The IEA also said increased adoption and use of clean energy and oil price volatility in 2022 and 2023 are vital factors that would push lower-income countries — like Nigeria, Pakistan, and Egypt — and rich OECD nations to use more renewables in 2024. “Crude rose close to $100 a barrel in September before falling on economic concerns, only to jump on [Oct. 7] on concern the clashes between Israel and Palestine Islamist group Hamas could escalate to disrupt supply,” Alex Lawier of Reuters said in October.

Those developments would increase global supply relative to international demand in 2024. “The global oil market will see a slight surplus of supply in 2024, even if the OPEC+ nations extend their cuts into next year,” Toril Bosoni, head of the oil industry and markets division at the IEA, told Reuters in November.

The IEA report didn’t forecast average prices for 2024, saying, “Global stocks are at low levels, which means that you risk increased volatility if there are surprises on either the demand side or supply side.”


Accounting for 36% of international oil production and 73% of proven reserves, the global oil producers’ cartel OPEC said oil demand in 2024 would be almost equal to what it was in 2023 despite global economic growth expected to surpass 2023’s 2.8%. “Emerging economies in Asia, notably India, as well as Brazil and Russia, may outperform expectations with improvements in domestic demand and international trade,” said an OPEC report in September. “China is expected to further boost oil consumption.”

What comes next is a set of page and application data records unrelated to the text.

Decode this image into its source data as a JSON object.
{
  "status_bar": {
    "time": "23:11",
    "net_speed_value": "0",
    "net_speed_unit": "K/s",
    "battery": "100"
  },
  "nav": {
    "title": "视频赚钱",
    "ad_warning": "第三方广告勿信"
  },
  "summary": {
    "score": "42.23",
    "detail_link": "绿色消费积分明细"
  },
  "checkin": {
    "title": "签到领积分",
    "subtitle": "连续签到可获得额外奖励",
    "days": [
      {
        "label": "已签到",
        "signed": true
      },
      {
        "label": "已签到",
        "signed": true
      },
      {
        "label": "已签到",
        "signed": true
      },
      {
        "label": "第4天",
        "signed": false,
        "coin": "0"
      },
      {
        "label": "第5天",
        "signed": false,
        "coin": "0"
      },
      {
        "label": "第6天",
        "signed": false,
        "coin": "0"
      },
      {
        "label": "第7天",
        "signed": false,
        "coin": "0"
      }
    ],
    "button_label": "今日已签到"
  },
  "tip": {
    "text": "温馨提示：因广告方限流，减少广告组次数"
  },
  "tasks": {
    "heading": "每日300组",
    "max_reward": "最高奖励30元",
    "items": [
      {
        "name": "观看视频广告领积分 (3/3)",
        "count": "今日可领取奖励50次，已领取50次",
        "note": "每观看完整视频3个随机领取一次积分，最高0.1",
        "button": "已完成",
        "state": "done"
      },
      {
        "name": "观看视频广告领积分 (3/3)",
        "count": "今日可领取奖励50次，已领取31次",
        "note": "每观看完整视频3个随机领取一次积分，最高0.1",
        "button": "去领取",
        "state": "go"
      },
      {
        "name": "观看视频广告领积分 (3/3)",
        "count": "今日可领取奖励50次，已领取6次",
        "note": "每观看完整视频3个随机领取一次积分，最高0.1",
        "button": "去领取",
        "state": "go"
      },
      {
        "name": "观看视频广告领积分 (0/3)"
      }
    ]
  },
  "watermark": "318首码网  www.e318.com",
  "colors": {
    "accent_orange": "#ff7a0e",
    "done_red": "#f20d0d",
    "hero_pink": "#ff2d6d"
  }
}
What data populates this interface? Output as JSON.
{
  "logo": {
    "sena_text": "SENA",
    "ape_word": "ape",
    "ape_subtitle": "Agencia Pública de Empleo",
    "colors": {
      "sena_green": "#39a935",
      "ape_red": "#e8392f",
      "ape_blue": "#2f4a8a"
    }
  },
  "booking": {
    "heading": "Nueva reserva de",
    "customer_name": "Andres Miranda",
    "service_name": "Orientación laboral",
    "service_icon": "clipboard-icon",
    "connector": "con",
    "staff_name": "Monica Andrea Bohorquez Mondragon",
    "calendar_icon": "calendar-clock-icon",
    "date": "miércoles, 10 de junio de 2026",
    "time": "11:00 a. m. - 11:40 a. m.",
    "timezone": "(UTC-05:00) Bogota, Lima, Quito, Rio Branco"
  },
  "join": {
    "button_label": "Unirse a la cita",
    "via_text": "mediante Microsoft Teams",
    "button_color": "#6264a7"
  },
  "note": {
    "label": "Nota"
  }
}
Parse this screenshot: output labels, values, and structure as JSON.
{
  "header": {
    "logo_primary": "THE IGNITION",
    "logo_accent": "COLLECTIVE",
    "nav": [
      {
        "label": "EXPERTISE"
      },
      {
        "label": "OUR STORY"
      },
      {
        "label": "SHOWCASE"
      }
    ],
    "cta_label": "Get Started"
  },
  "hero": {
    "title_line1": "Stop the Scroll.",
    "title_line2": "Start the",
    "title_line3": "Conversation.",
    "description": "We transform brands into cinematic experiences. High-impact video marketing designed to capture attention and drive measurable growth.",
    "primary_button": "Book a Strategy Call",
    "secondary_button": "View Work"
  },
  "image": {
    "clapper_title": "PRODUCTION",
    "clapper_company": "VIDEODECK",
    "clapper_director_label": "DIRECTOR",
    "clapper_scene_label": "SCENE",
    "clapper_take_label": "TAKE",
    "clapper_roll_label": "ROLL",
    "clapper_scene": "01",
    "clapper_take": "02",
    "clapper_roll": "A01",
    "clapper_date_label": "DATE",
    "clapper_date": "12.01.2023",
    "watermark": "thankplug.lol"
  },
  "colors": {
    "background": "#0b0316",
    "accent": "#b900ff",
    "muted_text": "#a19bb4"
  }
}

They forecast oil demand will increase by 2.25 million barrels a day in 2024 compared to 2.44 million barrels a day in 2023.

To keep oil prices up in the face of lower demand growth rates, the OPEC report said its strategy to cut output, announced in April, will extend through 2024. OPEC also forecasts that non-OPEC nations will add 1.4 million barrels daily to their production, down from 1.7 million in 2023.

Wood Mackenzie

Ann-Louise Hittle, vice president of oil markets at Wood Mackenzie, a think tank, noted in a September blog, “The fundamentals suggest there is some scope for OPEC+ to increase production over the next two years.” She added, “non-OPEC producers are poised to account for over half of the 3.4 million barrels per day of [additional] demand we forecast for 2024 and 2025 combined.” She expects oil prices in 2024 to average $90 per barrel.

For her, the most significant risk to oil price forecasts is political decisions to appease citizens. “The economic impact of higher oil prices is felt almost immediately at the gasoline pump, hitting voters’ pockets,” Hittle said. “That opens the possibility of political” manipulation.

Sovereign rating agencies 

In a November note, Fitch Ratings expects “supply restrictions” to push average oil prices to $120 per barrel in 2024 and $100 in 2025. That is significantly higher than its September forecast of $75 and $70, respectively.

Fitch Ratings’ concern is Gaza violence could cause supply disruptions, as seven of the 13 OPEC members, including the cartel’s de facto leader Saudi Arabia, are political stakeholders in that war.

Meanwhile, Russia, the world’s third-largest oil producer and an OPEC+ member, is at odds with the United States, the world’s top oil producer and not part of OPEC+, meaning their diverging political agendas will likely cause oil price uncertainty in 2024 and 2025.

Standard & Poor’s (S&P) Global Commodity Insights predicted prices would drop from October ($93 per barrel) until March 2024, reaching $81 per barrel. In the following three quarters, S&P expects prices to hit $85 per barrel.

That forecast is mainly due to a persisting “weakening demand outlook in the U.S. and China” throughout 2024. However, S&P warns, “The potential for volatility owing to wars and economic uncertainty” could result in price volatility due to logistical disruptions or political decisions from top oil producers with diverging stances regarding the war in Gaza.

Moody’s Investors Services’ Associate Managing Director of Corporate Finance Vikash Halan told CNBC in October, “Oil prices will [average] $85 in 2023 … Our medium-term prices have remained [unchanged] at $55 to $75.”

He cited decisions by OPEC members and the ineffectiveness of Russian oil embargos in 2024 as the primary sources of price volatility.